• **TASK STATEMENT**
Provide an exact reproduction of every entry.

Data extracted from a collection:

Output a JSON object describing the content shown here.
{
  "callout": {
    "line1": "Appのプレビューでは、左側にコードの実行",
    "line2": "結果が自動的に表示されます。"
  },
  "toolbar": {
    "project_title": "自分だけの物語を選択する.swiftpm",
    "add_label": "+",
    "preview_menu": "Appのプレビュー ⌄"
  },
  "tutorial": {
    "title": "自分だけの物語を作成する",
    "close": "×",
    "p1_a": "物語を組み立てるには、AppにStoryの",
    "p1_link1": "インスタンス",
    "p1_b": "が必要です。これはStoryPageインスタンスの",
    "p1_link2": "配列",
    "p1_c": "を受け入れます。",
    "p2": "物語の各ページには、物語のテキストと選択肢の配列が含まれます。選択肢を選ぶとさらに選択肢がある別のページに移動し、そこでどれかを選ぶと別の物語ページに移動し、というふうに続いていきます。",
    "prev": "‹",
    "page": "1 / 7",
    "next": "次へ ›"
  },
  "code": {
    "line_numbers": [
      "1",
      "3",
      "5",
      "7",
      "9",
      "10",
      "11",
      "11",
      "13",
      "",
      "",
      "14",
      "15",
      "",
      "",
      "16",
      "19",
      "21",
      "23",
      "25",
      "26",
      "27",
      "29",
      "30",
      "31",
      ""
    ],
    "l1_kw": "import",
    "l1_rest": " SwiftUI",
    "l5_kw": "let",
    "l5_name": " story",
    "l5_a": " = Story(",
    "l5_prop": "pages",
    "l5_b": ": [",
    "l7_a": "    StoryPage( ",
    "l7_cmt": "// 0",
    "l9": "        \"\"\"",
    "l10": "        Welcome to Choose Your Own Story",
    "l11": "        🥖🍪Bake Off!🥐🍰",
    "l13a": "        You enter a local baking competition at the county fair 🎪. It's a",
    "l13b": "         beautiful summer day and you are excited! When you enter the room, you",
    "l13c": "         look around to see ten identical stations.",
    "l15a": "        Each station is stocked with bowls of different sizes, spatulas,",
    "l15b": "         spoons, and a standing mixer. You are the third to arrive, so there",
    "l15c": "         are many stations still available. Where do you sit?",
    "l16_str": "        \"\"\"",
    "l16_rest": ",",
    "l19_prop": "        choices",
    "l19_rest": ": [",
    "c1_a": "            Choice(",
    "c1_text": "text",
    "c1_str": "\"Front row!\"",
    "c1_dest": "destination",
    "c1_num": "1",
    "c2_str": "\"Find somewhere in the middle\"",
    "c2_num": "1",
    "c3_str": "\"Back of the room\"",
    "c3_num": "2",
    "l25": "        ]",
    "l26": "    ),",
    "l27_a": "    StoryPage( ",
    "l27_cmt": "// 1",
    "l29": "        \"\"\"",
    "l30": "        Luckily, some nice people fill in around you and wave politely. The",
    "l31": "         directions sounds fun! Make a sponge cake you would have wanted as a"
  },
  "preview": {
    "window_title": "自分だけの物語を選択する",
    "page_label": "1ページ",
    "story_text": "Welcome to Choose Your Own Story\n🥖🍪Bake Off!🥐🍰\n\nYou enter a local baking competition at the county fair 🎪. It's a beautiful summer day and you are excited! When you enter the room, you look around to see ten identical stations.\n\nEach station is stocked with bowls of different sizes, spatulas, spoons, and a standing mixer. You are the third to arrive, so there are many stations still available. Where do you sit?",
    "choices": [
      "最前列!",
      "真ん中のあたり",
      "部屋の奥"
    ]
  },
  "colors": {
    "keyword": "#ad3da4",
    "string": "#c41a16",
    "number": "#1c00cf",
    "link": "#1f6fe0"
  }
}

• **SOLUTION**
Output a JSON object describing the content shown here.
{
  "callout": {
    "line1": "Appのプレビューでは、左側にコードの実行",
    "line2": "結果が自動的に表示されます。"
  },
  "toolbar": {
    "project_title": "自分だけの物語を選択する.swiftpm",
    "add_label": "+",
    "preview_menu": "Appのプレビュー ⌄"
  },
  "tutorial": {
    "title": "自分だけの物語を作成する",
    "close": "×",
    "p1_a": "物語を組み立てるには、AppにStoryの",
    "p1_link1": "インスタンス",
    "p1_b": "が必要です。これはStoryPageインスタンスの",
    "p1_link2": "配列",
    "p1_c": "を受け入れます。",
    "p2": "物語の各ページには、物語のテキストと選択肢の配列が含まれます。選択肢を選ぶとさらに選択肢がある別のページに移動し、そこでどれかを選ぶと別の物語ページに移動し、というふうに続いていきます。",
    "prev": "‹",
    "page": "1 / 7",
    "next": "次へ ›"
  },
  "code": {
    "line_numbers": [
      "1",
      "3",
      "5",
      "7",
      "9",
      "10",
      "11",
      "11",
      "13",
      "",
      "",
      "14",
      "15",
      "",
      "",
      "16",
      "19",
      "21",
      "23",
      "25",
      "26",
      "27",
      "29",
      "30",
      "31",
      ""
    ],
    "l1_kw": "import",
    "l1_rest": " SwiftUI",
    "l5_kw": "let",
    "l5_name": " story",
    "l5_a": " = Story(",
    "l5_prop": "pages",
    "l5_b": ": [",
    "l7_a": "    StoryPage( ",
    "l7_cmt": "// 0",
    "l9": "        \"\"\"",
    "l10": "        Welcome to Choose Your Own Story",
    "l11": "        🥖🍪Bake Off!🥐🍰",
    "l13a": "        You enter a local baking competition at the county fair 🎪. It's a",
    "l13b": "         beautiful summer day and you are excited! When you enter the room, you",
    "l13c": "         look around to see ten identical stations.",
    "l15a": "        Each station is stocked with bowls of different sizes, spatulas,",
    "l15b": "         spoons, and a standing mixer. You are the third to arrive, so there",
    "l15c": "         are many stations still available. Where do you sit?",
    "l16_str": "        \"\"\"",
    "l16_rest": ",",
    "l19_prop": "        choices",
    "l19_rest": ": [",
    "c1_a": "            Choice(",
    "c1_text": "text",
    "c1_str": "\"Front row!\"",
    "c1_dest": "destination",
    "c1_num": "1",
    "c2_str": "\"Find somewhere in the middle\"",
    "c2_num": "1",
    "c3_str": "\"Back of the room\"",
    "c3_num": "2",
    "l25": "        ]",
    "l26": "    ),",
    "l27_a": "    StoryPage( ",
    "l27_cmt": "// 1",
    "l29": "        \"\"\"",
    "l30": "        Luckily, some nice people fill in around you and wave politely. The",
    "l31": "         directions sounds fun! Make a sponge cake you would have wanted as a"
  },
  "preview": {
    "window_title": "自分だけの物語を選択する",
    "page_label": "1ページ",
    "story_text": "Welcome to Choose Your Own Story\n🥖🍪Bake Off!🥐🍰\n\nYou enter a local baking competition at the county fair 🎪. It's a beautiful summer day and you are excited! When you enter the room, you look around to see ten identical stations.\n\nEach station is stocked with bowls of different sizes, spatulas, spoons, and a standing mixer. You are the third to arrive, so there are many stations still available. Where do you sit?",
    "choices": [
      "最前列!",
      "真ん中のあたり",
      "部屋の奥"
    ]
  },
  "colors": {
    "keyword": "#ad3da4",
    "string": "#c41a16",
    "number": "#1c00cf",
    "link": "#1f6fe0"
  }
}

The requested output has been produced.